- **WORK REQUIRED**: Go through the records below and copy out every line holding "Nguyễn".

- **DATA TO PROCESS**:
=== Section Start ===
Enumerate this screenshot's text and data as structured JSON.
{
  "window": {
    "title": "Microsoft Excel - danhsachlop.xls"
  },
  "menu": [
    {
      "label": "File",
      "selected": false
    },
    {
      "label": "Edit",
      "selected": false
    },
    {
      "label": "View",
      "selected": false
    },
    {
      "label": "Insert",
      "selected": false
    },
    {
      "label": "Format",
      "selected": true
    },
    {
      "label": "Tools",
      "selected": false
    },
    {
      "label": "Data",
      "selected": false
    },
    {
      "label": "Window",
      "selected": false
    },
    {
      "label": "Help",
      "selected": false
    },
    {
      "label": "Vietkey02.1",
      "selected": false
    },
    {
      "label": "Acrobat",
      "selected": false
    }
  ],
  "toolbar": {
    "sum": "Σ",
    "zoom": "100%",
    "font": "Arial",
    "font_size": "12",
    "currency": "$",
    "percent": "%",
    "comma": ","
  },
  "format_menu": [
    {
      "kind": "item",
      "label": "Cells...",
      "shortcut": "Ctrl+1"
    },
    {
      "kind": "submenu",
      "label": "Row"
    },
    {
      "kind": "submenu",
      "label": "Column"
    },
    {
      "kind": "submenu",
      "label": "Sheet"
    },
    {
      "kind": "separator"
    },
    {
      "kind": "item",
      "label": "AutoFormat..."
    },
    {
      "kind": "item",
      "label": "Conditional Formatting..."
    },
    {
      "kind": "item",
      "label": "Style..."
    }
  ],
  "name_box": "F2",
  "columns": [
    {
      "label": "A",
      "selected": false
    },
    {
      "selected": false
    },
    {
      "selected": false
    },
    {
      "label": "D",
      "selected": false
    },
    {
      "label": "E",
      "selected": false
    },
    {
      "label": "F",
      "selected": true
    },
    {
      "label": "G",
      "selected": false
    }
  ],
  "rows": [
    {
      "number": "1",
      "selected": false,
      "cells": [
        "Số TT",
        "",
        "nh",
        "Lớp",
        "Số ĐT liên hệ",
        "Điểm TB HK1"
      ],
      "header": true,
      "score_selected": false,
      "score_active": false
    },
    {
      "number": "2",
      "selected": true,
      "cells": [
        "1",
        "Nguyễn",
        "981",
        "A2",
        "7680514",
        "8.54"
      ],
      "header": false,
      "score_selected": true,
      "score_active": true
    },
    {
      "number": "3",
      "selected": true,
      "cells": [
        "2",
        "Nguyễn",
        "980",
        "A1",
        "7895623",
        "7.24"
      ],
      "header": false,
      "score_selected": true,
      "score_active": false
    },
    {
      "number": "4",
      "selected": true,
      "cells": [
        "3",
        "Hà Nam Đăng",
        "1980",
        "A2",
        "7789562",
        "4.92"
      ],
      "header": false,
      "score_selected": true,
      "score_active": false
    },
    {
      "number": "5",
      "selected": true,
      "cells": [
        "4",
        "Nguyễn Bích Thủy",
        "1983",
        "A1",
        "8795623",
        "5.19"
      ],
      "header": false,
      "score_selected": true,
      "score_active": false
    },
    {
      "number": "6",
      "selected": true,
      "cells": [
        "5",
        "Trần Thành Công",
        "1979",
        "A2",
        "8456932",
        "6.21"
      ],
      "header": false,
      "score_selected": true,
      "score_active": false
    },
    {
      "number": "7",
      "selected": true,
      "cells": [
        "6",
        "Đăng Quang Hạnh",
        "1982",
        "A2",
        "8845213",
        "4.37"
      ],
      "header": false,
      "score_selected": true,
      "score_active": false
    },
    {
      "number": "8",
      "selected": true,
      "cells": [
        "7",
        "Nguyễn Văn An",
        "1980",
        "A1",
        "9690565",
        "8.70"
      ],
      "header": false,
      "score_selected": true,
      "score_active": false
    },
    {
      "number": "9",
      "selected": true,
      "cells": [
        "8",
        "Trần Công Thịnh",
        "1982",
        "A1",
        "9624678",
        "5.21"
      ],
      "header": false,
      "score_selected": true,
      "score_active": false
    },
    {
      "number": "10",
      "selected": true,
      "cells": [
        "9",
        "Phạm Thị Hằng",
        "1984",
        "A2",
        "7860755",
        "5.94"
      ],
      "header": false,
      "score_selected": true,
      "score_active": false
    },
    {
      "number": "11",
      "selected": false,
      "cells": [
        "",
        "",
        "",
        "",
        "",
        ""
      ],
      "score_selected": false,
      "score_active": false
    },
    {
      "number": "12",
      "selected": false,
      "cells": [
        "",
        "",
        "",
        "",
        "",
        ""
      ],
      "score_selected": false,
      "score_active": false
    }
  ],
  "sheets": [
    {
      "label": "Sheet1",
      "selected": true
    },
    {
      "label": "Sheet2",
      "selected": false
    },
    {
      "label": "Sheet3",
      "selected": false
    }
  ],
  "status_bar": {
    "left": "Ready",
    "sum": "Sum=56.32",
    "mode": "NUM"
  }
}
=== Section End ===
- **RESPONSE FOR THIS EXERCISE**:
        "Nguyễn",
        "Nguyễn",
        "Nguyễn Bích Thủy",
        "Nguyễn Văn An",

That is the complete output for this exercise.